Syria: 1 million more people are in need of humanitarian assistance than a year ago, as the total is now at 13.5 million. 6.6 million people are internally displaced, with 120,000 newly displaced in Aleppo, Hama, and Idleb governorates. Shelter, food, and WASH are reported as priority needs for the newly displaced.
Snapshot 21-27 October 2015
Snapshot 14–20 October 2015
Yemen: 2.3 million people are now displaced in Yemen – an increase of almost 900,000 since August. The increase is mainly explained by better data collection, but continued insecurity has also caused new displacement. Severe acute malnutrition (SAM) levels are at 8.9% in Hodeidah and 3.8% in Hajjah, far exceeding the emergency threshold. Global acute malnutrition (GAM) is above the emergency threshold in Aden, Hodeidah, and Hajjah governorates.
Chad: Violence continues to fuel large-scale displacement in Lac region. Suicide attacks on 10 October killed 41 people and wounded 48 at a busy Bagasola market and a refugee camp on the town’s periphery. Over 71,000 people who have been displaced since July face urgent shelter, food, WASH and health needs.
Afghanistan: The humanitarian situation in Kunduz is deteriorating as fighting for control of the city continues. Aid organisations have withdrawn, after a Médecins Sans Frontières hospital was bombed in an airstrike, killing 22 and injuring 37.

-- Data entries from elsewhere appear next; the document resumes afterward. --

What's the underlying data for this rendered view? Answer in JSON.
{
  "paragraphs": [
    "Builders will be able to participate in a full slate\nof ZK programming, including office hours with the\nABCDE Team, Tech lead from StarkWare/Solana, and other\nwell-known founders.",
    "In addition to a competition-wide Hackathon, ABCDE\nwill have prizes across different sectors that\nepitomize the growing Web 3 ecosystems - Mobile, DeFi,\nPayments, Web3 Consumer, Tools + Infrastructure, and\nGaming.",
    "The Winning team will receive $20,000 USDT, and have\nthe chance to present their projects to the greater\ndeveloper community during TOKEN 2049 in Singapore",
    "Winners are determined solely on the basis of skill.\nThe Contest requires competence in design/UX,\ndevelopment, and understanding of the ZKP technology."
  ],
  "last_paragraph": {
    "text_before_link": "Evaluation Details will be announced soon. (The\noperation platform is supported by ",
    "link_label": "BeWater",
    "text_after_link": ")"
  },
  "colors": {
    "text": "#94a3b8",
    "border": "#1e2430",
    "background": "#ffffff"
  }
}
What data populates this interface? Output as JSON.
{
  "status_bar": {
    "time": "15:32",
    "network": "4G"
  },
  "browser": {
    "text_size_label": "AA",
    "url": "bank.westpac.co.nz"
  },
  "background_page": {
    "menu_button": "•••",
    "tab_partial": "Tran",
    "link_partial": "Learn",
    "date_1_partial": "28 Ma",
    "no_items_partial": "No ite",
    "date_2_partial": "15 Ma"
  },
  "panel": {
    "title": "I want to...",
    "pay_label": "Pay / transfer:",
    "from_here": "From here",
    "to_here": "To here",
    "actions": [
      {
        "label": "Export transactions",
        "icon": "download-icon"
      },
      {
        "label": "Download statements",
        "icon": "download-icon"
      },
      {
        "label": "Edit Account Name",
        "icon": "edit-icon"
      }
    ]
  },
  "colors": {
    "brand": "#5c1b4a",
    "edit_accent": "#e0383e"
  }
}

Burundi: At least eight civilians were killed in Bujumbura over the weekend as political violence persists, and people continue to flee. Some 128,000 people are reliant on food assistance: in some of the areas affected by insecurity, food prices are up to 95% higher than average.